■ Supplied records ■
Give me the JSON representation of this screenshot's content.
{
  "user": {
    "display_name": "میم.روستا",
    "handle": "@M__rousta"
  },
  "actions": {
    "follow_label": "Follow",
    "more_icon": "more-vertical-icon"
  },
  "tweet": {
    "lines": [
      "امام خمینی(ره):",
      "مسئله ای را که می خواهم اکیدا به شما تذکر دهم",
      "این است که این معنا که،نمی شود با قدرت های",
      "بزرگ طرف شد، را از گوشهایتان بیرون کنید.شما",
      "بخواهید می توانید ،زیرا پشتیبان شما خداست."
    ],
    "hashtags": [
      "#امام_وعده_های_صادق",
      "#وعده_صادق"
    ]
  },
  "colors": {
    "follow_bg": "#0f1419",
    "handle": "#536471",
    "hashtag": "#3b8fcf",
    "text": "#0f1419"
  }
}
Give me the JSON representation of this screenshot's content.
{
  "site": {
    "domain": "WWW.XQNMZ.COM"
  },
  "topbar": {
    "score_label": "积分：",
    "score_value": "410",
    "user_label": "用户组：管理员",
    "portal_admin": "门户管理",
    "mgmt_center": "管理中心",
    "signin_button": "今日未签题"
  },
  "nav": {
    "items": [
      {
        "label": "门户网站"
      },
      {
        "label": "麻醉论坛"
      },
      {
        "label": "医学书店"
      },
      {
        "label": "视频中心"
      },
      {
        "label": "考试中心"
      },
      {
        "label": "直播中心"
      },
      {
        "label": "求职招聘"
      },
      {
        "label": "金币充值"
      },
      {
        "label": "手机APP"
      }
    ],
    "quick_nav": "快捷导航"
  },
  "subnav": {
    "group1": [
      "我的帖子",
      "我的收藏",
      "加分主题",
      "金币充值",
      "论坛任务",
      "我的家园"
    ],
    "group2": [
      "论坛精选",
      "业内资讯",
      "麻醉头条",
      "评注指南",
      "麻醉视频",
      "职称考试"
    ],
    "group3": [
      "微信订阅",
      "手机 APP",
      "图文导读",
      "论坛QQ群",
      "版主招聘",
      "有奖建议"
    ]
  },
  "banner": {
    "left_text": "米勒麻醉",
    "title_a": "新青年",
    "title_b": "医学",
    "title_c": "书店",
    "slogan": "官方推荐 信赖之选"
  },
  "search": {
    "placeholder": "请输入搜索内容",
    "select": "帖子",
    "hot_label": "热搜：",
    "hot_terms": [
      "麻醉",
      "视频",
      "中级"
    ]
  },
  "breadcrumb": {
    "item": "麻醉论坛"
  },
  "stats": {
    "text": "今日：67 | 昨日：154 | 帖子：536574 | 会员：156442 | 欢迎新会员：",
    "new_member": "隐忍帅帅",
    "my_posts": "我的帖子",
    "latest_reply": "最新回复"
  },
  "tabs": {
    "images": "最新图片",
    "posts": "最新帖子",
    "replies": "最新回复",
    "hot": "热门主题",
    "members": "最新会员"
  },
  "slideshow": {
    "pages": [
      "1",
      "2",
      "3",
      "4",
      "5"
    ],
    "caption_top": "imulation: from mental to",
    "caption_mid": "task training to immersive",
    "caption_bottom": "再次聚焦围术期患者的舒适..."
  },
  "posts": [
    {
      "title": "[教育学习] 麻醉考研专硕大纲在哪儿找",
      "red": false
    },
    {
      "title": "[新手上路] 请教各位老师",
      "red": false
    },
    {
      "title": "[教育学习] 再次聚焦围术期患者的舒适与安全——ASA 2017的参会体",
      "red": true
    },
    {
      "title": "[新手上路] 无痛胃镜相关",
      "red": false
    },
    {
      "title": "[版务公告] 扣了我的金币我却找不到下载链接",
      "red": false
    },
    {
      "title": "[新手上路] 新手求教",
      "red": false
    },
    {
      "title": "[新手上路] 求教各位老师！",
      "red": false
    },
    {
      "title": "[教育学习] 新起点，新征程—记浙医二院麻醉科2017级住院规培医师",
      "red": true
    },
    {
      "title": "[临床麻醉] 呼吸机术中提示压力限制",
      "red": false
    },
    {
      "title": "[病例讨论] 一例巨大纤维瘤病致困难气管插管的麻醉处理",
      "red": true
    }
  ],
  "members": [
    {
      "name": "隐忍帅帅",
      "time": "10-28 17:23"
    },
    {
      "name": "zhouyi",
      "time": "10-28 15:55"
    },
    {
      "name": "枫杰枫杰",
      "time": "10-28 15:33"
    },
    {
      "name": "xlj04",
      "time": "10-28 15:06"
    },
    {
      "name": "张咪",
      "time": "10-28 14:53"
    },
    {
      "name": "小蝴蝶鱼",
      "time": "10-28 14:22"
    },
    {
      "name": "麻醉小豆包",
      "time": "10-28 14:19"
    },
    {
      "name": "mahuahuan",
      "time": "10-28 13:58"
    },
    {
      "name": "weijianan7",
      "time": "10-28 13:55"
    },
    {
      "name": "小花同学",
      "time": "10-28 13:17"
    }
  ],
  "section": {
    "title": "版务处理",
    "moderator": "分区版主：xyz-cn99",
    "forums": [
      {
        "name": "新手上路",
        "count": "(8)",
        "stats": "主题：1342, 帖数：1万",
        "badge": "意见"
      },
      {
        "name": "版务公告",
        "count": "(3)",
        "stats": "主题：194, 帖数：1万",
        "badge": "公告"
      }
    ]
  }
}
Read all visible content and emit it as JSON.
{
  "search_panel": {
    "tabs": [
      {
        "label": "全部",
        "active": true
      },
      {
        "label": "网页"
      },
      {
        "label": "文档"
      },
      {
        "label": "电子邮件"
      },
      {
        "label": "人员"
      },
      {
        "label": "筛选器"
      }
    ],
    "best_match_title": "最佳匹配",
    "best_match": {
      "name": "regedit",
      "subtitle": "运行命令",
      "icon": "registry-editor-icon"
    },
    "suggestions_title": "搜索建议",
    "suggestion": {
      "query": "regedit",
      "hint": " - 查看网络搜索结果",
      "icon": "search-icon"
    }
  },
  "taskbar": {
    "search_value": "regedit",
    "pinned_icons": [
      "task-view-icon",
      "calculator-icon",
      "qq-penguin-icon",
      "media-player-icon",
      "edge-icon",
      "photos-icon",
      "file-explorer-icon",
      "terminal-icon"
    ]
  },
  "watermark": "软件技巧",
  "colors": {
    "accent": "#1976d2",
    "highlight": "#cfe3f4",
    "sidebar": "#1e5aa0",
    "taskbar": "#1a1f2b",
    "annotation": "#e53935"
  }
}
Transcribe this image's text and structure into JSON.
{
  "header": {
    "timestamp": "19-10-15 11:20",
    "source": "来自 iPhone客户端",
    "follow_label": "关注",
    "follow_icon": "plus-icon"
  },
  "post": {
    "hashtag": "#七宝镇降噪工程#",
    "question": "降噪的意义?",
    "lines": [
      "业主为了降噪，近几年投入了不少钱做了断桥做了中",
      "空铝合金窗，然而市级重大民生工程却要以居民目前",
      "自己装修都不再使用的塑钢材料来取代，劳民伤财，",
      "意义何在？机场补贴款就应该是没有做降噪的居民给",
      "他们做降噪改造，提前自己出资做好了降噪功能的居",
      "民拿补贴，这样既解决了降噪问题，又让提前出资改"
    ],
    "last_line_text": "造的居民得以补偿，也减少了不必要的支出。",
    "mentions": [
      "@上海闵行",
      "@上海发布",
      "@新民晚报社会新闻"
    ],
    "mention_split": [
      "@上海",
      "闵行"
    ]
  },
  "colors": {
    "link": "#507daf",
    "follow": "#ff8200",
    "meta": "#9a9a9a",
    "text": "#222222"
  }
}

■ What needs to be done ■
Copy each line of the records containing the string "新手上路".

■ Completed task ■
      "title": "[新手上路] 请教各位老师",
      "title": "[新手上路] 无痛胃镜相关",
      "title": "[新手上路] 新手求教",
      "title": "[新手上路] 求教各位老师！",
        "name": "新手上路",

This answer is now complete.